Less than a third of new car model lines currently on sale are available with manual gearboxes. This is the conclusion of research by Carwow on new models available f or sale in the UK.

Of the 298* new car model lines available to order in the UK, 200 (67.11%), are available with automatic transmissions. This leaves 98 cars (32.89%) available with manual gearboxes.

No option

Some carmakers offer automatic gearboxes only across their ranges. No new models from Mercedes, Genesis, Ferrari, Jaguar, Lexus, Maserati, Rolls-Royce, Subaru and Volvo are available with manual transmissions. In fact, only two car makers – Abarth and Seat – offer manual gearboxes on their whole range available to buy in the UK.

“The writing has been on the wall for manual gearboxes for some time,” says Hugo Griffiths, consumer editor at Carwow. “The rise of electric cars coupled with increasingly sophisticated safety systems that work best with automatic transmissions have conspired to push manuals to the sidelines.

“Added to this is the smooth and efficient nature of modern automatics, which dovetails perfectly with the value drivers place on comfort and convenience.

“There will undoubtedly come a time when being able to drive a car with a manual gearbox will be as archaic a skill as trimming a candle wick or programming a video recorder.”

Supply and demand

The scarcity of manual gearboxes in car makers’ ranges is echoed in new-car sales figures.

Data shared by the Society of Motor Manufacturers and Traders (SMMT) shows 24% of new cars sold in 2011 were ordered with an automatic gearbox,. This has resulted in a rise of 62.4% to 2021.

This momentum has also been recorded in the choice of model to learn in by learners.

Learner drivers are more likely than ever to take their driving test in a car with an automatic gearbox. This in turn prevents them from buying a manual used car as their first vehicle.

The Driver and Vehicle Standards Agency (DVSA) told Carwow that 5.2% of candidates took their test in an automatic in financial year 2010/11. This proportion had more than trebled by 2021/22, when 15.78% of driving tests were conducted in automatic cars. The rise in the popularity of electric vehicles in order to better protect the environment is also a key feature of their preferences. This is being reinforced by the government’s banning off the sale of new petrol and diesel vehicles from 2030.

“The real death knell for manuals will sound when the proportion of candidates taking their driving test in an automatic car overtakes those doing so in a manual, ” adds Griffiths. “This will signal that knowing how to change gear manually is neither useful nor interesting to most of the population.

“Given current projections, that time will come in a little over a decade.”
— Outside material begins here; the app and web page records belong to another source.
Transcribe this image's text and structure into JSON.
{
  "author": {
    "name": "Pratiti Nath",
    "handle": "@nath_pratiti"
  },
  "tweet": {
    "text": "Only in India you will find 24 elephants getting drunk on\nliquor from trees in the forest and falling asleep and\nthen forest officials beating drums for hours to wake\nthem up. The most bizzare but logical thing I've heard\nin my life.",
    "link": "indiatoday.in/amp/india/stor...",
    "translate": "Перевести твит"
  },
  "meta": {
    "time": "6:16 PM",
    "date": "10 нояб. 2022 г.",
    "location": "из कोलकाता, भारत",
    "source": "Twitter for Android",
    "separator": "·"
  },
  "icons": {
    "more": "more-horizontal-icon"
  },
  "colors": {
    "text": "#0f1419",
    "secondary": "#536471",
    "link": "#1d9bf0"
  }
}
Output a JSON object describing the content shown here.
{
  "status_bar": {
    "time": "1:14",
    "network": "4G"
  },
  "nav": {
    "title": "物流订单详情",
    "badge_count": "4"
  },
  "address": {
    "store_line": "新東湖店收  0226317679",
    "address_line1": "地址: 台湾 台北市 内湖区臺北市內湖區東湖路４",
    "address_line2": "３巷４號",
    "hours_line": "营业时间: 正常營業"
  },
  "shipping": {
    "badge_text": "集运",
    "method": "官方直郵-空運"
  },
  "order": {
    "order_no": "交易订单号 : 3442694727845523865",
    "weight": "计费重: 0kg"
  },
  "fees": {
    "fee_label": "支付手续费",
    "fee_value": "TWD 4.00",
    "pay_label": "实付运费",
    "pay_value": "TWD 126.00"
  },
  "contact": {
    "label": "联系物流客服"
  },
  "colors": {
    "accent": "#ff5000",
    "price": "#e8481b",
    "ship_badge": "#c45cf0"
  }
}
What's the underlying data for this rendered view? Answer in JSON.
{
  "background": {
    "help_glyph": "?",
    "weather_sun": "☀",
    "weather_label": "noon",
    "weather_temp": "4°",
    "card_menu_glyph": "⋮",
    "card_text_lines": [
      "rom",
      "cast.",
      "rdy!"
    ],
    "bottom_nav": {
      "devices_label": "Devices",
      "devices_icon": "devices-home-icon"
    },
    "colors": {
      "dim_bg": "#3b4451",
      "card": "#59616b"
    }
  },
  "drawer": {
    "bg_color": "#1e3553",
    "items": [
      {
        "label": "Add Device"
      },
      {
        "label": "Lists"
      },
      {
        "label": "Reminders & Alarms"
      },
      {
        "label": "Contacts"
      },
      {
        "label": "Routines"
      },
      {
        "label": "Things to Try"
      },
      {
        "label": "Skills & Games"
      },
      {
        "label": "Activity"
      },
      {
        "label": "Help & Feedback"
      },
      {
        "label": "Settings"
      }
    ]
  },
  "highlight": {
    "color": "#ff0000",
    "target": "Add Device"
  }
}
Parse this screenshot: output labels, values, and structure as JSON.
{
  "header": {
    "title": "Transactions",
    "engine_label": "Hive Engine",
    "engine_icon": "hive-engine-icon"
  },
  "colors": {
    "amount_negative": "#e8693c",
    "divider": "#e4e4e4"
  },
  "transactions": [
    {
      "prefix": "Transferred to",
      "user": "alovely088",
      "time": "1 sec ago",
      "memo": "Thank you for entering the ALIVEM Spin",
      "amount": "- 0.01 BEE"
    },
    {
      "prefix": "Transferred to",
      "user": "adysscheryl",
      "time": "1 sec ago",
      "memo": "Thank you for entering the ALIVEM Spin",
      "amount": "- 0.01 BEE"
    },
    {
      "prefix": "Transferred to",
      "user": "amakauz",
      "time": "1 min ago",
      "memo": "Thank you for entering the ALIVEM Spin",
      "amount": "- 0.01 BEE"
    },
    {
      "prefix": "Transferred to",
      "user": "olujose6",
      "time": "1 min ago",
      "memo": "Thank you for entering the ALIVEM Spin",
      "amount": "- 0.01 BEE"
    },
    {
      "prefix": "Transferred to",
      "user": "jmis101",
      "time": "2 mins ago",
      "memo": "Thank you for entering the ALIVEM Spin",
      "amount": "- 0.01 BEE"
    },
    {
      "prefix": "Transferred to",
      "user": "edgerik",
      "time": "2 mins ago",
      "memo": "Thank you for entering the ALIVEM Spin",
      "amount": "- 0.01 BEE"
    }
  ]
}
Automatic vs manual sales (Source: SMMT)



2021 62.4% 37.7%
2020 56.2% 43.9%
2019 49.1% 50.9%
2018 43.2% 56.9%
2017 40.0% 60.0%
…2011 24% 76%

Automatic vs manual driving tests (Source: DVSA)

Financial year Auto driving tests
2021/22 15.78%
2020/21 13.81%
2019/20 12.66%
2018/19 11.12%
2017/18… 9.53%
2010/11 5.2%

*Audit of cars available on manufacturers’ online configurators conducted in September 2022; vehicle derivatives (e.g. estates) were assessed, but not counted as individual models